After an initial few days in the hot and humid capital of Santo Domingo, I travelled out to the southernmost cordillera, called the Sierra de Baharuco in the south-west of the country, with Grupo Jaragua, a local conservation NGO and associated herpetologists.

Driving west negotiating the ‘unique’ driving practices of the local population and cows in the road takes you through arid scrub thorn habitat home to two species of threatened iguanas but not many amphibians. The green sided mountains of the Sierra de Baharuco to the north though indicate more frog friendly habitat.

The Sierra de Baharuco is the DR part of the southern cordillera that continues into Haiti as the Massif de la Selle. Rising to over 2,000m the Baharuco’s habitat changes from lowland moist, broadleaf forest to high altitude cloud pine forest and has a rich frog fauna with a number of globally threatened species and is a very important area for conservation in the country.

After overnighting in the hot coastal town of Pedernales we travelled inland up the Sierra tracking the Haitian border. Driving through this landscape, the major threats to the regions fauna are apparent. Expanding agriculture at lower and mid-elevations has led to a fragmented mosaic like landscape with numerous small patches of intact native forest interspersed with familiar tropical crops such as bananas and corn with avocado at higher elevations. These patches of forest, though small (some little more than a few hundred m2) can still contain a surprisingly high diversity of amphibian species and therefore crucial to their conservation.

Entering the Parc Nacional de Baharuco, agricultural activity is still in evidence and as you ascend in altitude you enter the pine forest where extraction for charcoal rather than agriculture is the main threat to the forest. Standing on grey limestone, shrouded in cloud and dropping below 10°C at night (so thankful for my woolly hat) these forests are pretty spectacular and despite the cold and elevation still echo with the calls of frogs as those below.

The three days I spent in the Sierra along with the rest of my trip, talking with various people and getting to see first-hand the country provided me with a great opportunity to really find out about the amphibian conservation situation in DR. What became clear speaking to my knowledgeable travelling companions is that whilst great work has been done over the last 4 years though the Government funded Proyecto RANA, which was led by Grupo Jaragua, detailed information regarding species distribution, population status, ecology and life histories, especially for many of the threatened Eleutherodactylus species (the most numerous genus in DR) remains poorly known and understood.

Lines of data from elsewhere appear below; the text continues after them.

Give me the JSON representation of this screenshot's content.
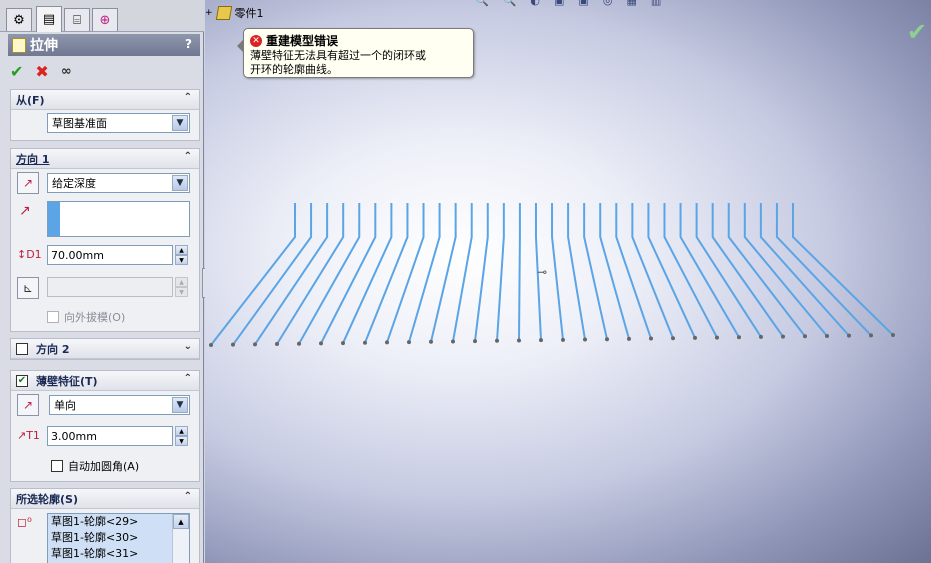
{
  "feature_tree": {
    "root_label": "零件1"
  },
  "property_manager": {
    "title": "拉伸",
    "help": "?",
    "actions": {
      "ok_icon": "check-icon",
      "cancel_icon": "x-icon",
      "preview_icon": "glasses-icon"
    },
    "from": {
      "heading": "从(F)",
      "value": "草图基准面"
    },
    "direction1": {
      "heading": "方向 1",
      "end_condition": "给定深度",
      "depth": "70.00mm",
      "draft_outward": "向外拔模(O)"
    },
    "direction2": {
      "heading": "方向 2"
    },
    "thin_feature": {
      "heading": "薄壁特征(T)",
      "type": "单向",
      "thickness": "3.00mm",
      "auto_fillet": "自动加圆角(A)"
    },
    "selected_contours": {
      "heading": "所选轮廓(S)",
      "items": [
        "草图1-轮廓<29>",
        "草图1-轮廓<30>",
        "草图1-轮廓<31>"
      ]
    }
  },
  "error_tooltip": {
    "title": "重建模型错误",
    "line1": "薄壁特征无法具有超过一个的闭环或",
    "line2": "开环的轮廓曲线。"
  },
  "colors": {
    "accent_blue": "#5ba4e6",
    "error_red": "#dd2222",
    "ok_green": "#22a022"
  }
}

This information is of course essential if you want to develop and implement effective conservation management measures and is what our future work in DR in partnership with Grupo Jaragua and other local institutions will seek to address. Importantly we will also use this project to train and develop the herpetological knowledge and skills in country so that further work can be carried out.

No doubt as things develop I’ll write again to update on progress from the DR. Hasta luego!